Reflected motion

This post was inspired by Chandru Iyer’s post here.

Consider a light ray sent a certain distance s that is immediately reflected back. According to Newtonian mechanics if a light ray travels at speed c, then for a body moving at speed v relative to the stationary frame, the light ray should travel at the speed c − v one way and at speed c + v the other way.

The total distance of the light ray is 2s. The total time of the light ray is

\frac{s}{c-v}+\frac{s}{c+v} = \frac{s(c+v)+s(c-v)}{c^2-v^2}=\frac{2sc}{c^2-v^2}=2s \gamma^2 /c

Then the mean speed is

\frac{2s}{\frac{s}{c-v}+\frac{s}{c+v}}=\frac{2s}{\frac{2sc}{c^2-v^2}}=\frac{c^2-v^2}{c}=c(1-(v^2/c^2))= c/\gamma^2

However, according to Einstein’s relativity theory, the mean speed of light is a constant, c. So the above speed needs to be multiplied by the gamma factor squared, γ². As Iyer notes, this is accomplished by contracting the moving rulers by the factor (1/γ) and dilating the moving clocks by the factor γ.

But that is not the correct approach.

Consider a light ray sent a certain distance s that is immediately reflected back, for a total distance of 2s. Since distance is the independent variable and time is a dependent variable, the speed is space speed, which is added by harmonic addition. With c as the space speed of light, the total time is 2s/c.
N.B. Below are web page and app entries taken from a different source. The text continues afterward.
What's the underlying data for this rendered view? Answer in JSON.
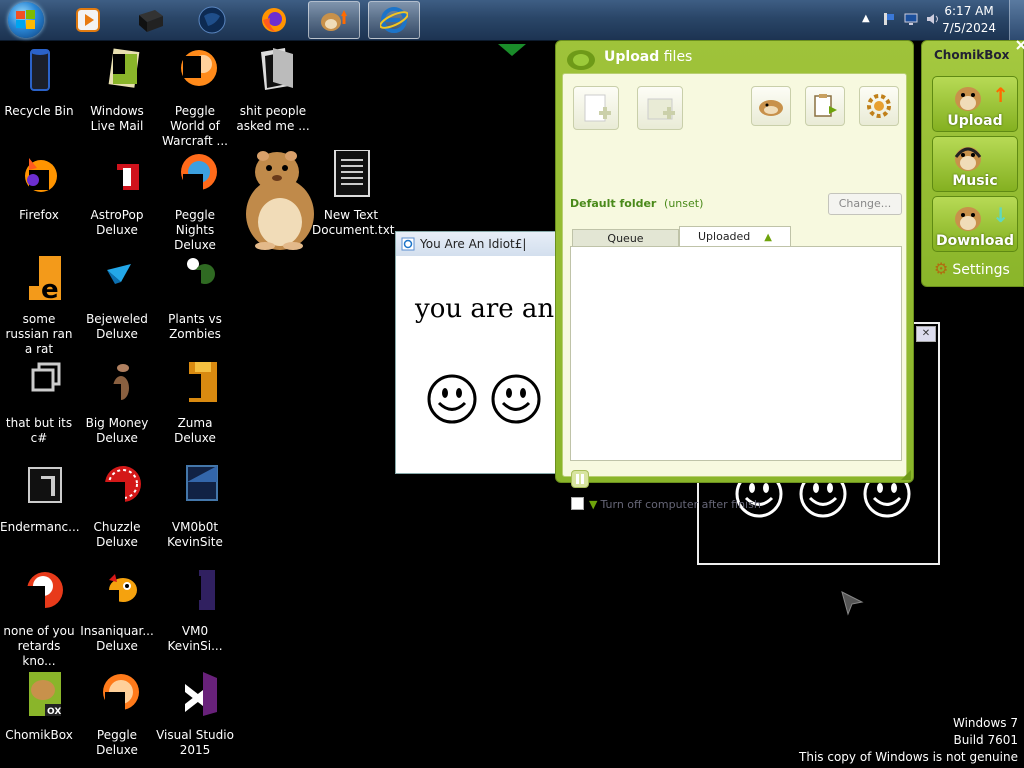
{
  "taskbar": {
    "clock": {
      "time": "6:17 AM",
      "date": "7/5/2024"
    },
    "buttons": [
      {
        "name": "start-orb"
      },
      {
        "name": "media-player",
        "active": false
      },
      {
        "name": "black-app",
        "active": false
      },
      {
        "name": "globe-app",
        "active": false
      },
      {
        "name": "firefox",
        "active": false
      },
      {
        "name": "chomikbox",
        "active": true
      },
      {
        "name": "internet-explorer",
        "active": true
      }
    ]
  },
  "desktop": {
    "icons": [
      {
        "label": "Recycle Bin",
        "icon": "recycle-bin-icon"
      },
      {
        "label": "Windows Live Mail",
        "icon": "mail-icon"
      },
      {
        "label": "Peggle World of Warcraft ...",
        "icon": "peggle-icon"
      },
      {
        "label": "shit people asked me ...",
        "icon": "folder-icon"
      },
      {
        "label": "Firefox",
        "icon": "firefox-icon"
      },
      {
        "label": "AstroPop Deluxe",
        "icon": "astropop-icon"
      },
      {
        "label": "Peggle Nights Deluxe",
        "icon": "peggle-nights-icon"
      },
      {
        "label": "New Text Document.txt",
        "icon": "text-document-icon"
      },
      {
        "label": "some russian ran a rat",
        "icon": "orange-e-icon"
      },
      {
        "label": "Bejeweled Deluxe",
        "icon": "bejeweled-icon"
      },
      {
        "label": "Plants vs Zombies",
        "icon": "plants-vs-zombies-icon"
      },
      {
        "label": "that but its c#",
        "icon": "windows-stack-icon"
      },
      {
        "label": "Big Money Deluxe",
        "icon": "big-money-icon"
      },
      {
        "label": "Zuma Deluxe",
        "icon": "zuma-icon"
      },
      {
        "label": "Endermanc...",
        "icon": "dark-window-icon"
      },
      {
        "label": "Chuzzle Deluxe",
        "icon": "chuzzle-icon"
      },
      {
        "label": "VM0b0t KevinSite",
        "icon": "vm-icon"
      },
      {
        "label": "none of you retards kno...",
        "icon": "red-ball-icon"
      },
      {
        "label": "Insaniquar... Deluxe",
        "icon": "insaniquarium-icon"
      },
      {
        "label": "VM0 KevinSi...",
        "icon": "vm2-icon"
      },
      {
        "label": "ChomikBox",
        "icon": "chomikbox-icon"
      },
      {
        "label": "Peggle Deluxe",
        "icon": "peggle-deluxe-icon"
      },
      {
        "label": "Visual Studio 2015",
        "icon": "visual-studio-icon"
      }
    ]
  },
  "idiot_window": {
    "title": "You Are An Idiot£|",
    "text": "you are an i"
  },
  "upload_window": {
    "title_bold": "Upload",
    "title_rest": " files",
    "default_folder_label": "Default folder",
    "default_folder_value": "(unset)",
    "change_button": "Change...",
    "tabs": [
      {
        "label": "Queue",
        "selected": false
      },
      {
        "label": "Uploaded",
        "selected": true
      }
    ],
    "turn_off_label": "Turn off computer after finish",
    "turn_off_checked": false
  },
  "side_panel": {
    "title": "ChomikBox",
    "buttons": [
      "Upload",
      "Music",
      "Download"
    ],
    "settings_label": "Settings"
  },
  "watermark": {
    "line1": "Windows 7",
    "line2": "Build 7601",
    "line3": "This copy of Windows is not genuine"
  },
  "colors": {
    "chomik_green": "#8ab52a",
    "taskbar": "#2a4668",
    "desktop": "#000000"
  }
}
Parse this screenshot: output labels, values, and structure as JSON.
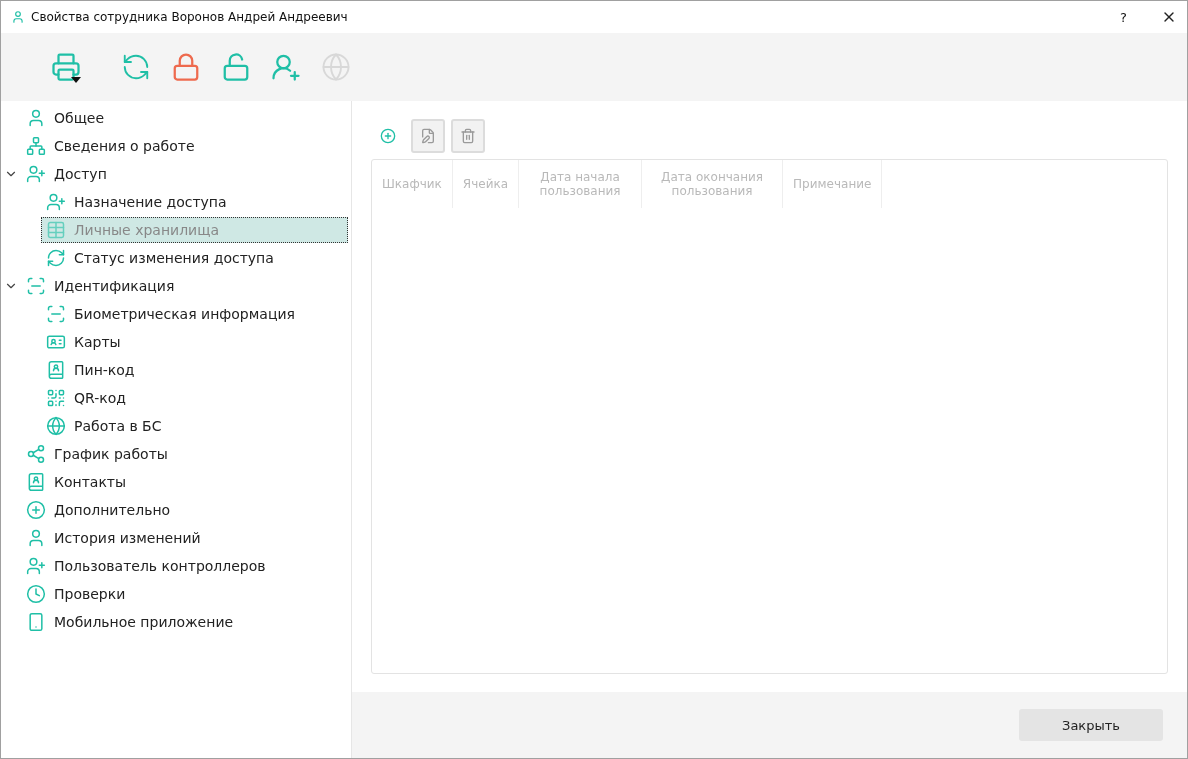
{
  "window": {
    "title": "Свойства сотрудника Воронов Андрей Андреевич",
    "help": "?"
  },
  "toolbar": [
    {
      "kind": "print",
      "disabled": false
    },
    {
      "kind": "sync",
      "disabled": false
    },
    {
      "kind": "lock",
      "disabled": false
    },
    {
      "kind": "unlock",
      "disabled": false
    },
    {
      "kind": "user",
      "disabled": false
    },
    {
      "kind": "globe",
      "disabled": true
    }
  ],
  "sidebar": {
    "items": [
      {
        "label": "Общее",
        "selected": false
      },
      {
        "label": "Сведения о работе",
        "selected": false
      },
      {
        "label": "Доступ",
        "selected": false,
        "expanded": true,
        "children": [
          {
            "label": "Назначение доступа",
            "selected": false
          },
          {
            "label": "Личные хранилища",
            "selected": true
          },
          {
            "label": "Статус изменения доступа",
            "selected": false
          }
        ]
      },
      {
        "label": "Идентификация",
        "selected": false,
        "expanded": true,
        "children": [
          {
            "label": "Биометрическая информация",
            "selected": false
          },
          {
            "label": "Карты",
            "selected": false
          },
          {
            "label": "Пин-код",
            "selected": false
          },
          {
            "label": "QR-код",
            "selected": false
          },
          {
            "label": "Работа в БС",
            "selected": false
          }
        ]
      },
      {
        "label": "График работы",
        "selected": false
      },
      {
        "label": "Контакты",
        "selected": false
      },
      {
        "label": "Дополнительно",
        "selected": false
      },
      {
        "label": "История изменений",
        "selected": false
      },
      {
        "label": "Пользователь контроллеров",
        "selected": false
      },
      {
        "label": "Проверки",
        "selected": false
      },
      {
        "label": "Мобильное приложение",
        "selected": false
      }
    ]
  },
  "actions": [
    {
      "kind": "add",
      "disabled": false
    },
    {
      "kind": "edit",
      "disabled": true
    },
    {
      "kind": "delete",
      "disabled": true
    }
  ],
  "table": {
    "columns": [
      "Шкафчик",
      "Ячейка",
      "Дата начала пользования",
      "Дата окончания пользования",
      "Примечание"
    ]
  },
  "footer": {
    "close_button": "Закрыть"
  }
}
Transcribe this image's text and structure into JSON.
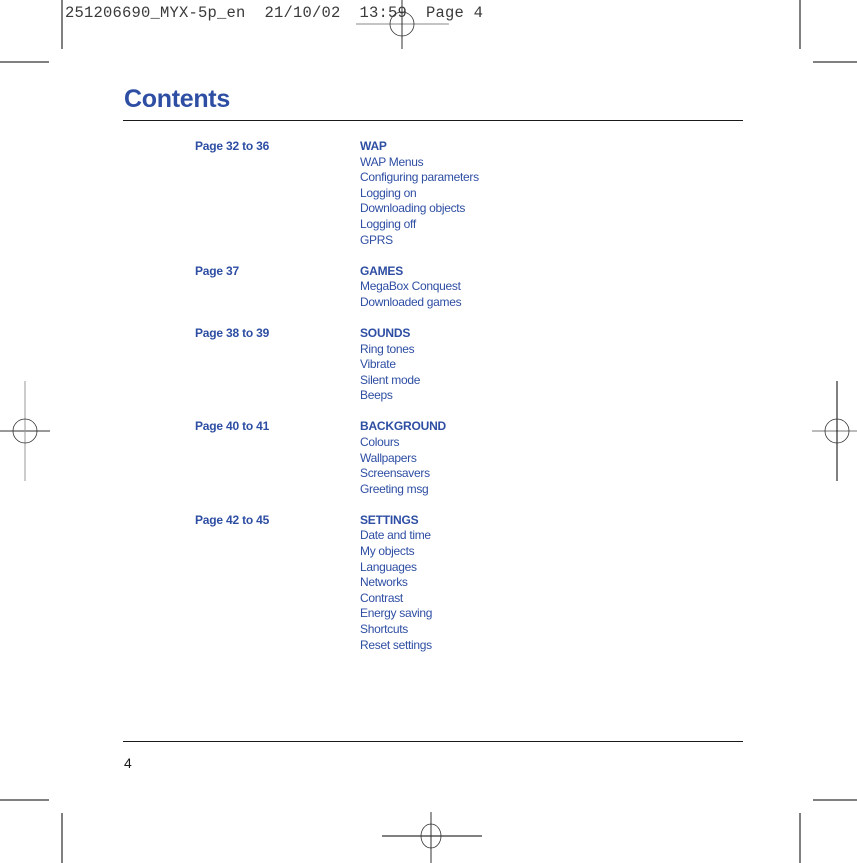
{
  "print_slug": "251206690_MYX-5p_en  21/10/02  13:59  Page 4",
  "title": "Contents",
  "page_number": "4",
  "colors": {
    "accent": "#2e4ea3",
    "rule": "#1a1a1a"
  },
  "sections": [
    {
      "pages": "Page 32 to 36",
      "heading": "WAP",
      "items": [
        "WAP Menus",
        "Configuring parameters",
        "Logging on",
        "Downloading objects",
        "Logging off",
        "GPRS"
      ]
    },
    {
      "pages": "Page 37",
      "heading": "GAMES",
      "items": [
        "MegaBox Conquest",
        "Downloaded games"
      ]
    },
    {
      "pages": "Page 38 to 39",
      "heading": "SOUNDS",
      "items": [
        "Ring tones",
        "Vibrate",
        "Silent mode",
        "Beeps"
      ]
    },
    {
      "pages": "Page 40 to 41",
      "heading": "BACKGROUND",
      "items": [
        "Colours",
        "Wallpapers",
        "Screensavers",
        "Greeting msg"
      ]
    },
    {
      "pages": "Page 42 to 45",
      "heading": "SETTINGS",
      "items": [
        "Date and time",
        "My objects",
        "Languages",
        "Networks",
        "Contrast",
        "Energy saving",
        "Shortcuts",
        "Reset settings"
      ]
    }
  ]
}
The space speed of a longitudinally moving observer is v. For a body moving at space speed v relative to the stationary frame, the light ray should travel at the space speed 1/(1/c − 1/v) one way and at the space speed 1/(1/c + 1/v) the other way. Then the total time is

s\: /\left ( c^{-1}-v^{-1} \right )^{-1} + s\: /\left ( c^{-1}+v^{-1} \right )^{-1} =s(c^{-1}-v^{-1}+c^{-1}+v^{-1})=2sc^{-1}

which is the same as that observed from the rest frame. The mean speed is

\frac{2s}{2s/c}=c

If time is the independent variable, the result is similar:

Consider a light ray sent a certain time interval t that is immediately reflected back, for a total time of 2t. According to Newtonian mechanics if a light ray travels at time speed c, then for a body moving at speed v relative to the stationary frame, the light ray should travel at the time speed c − v one way and at time speed c + v the other way.

The total time of the light ray is 2t. The total distance of the light ray is

t(c-v)+t(c+v) = 2ct

Again, this is the same as that observed from the rest frame. The mean speed is

\frac{2ct}{2t}=c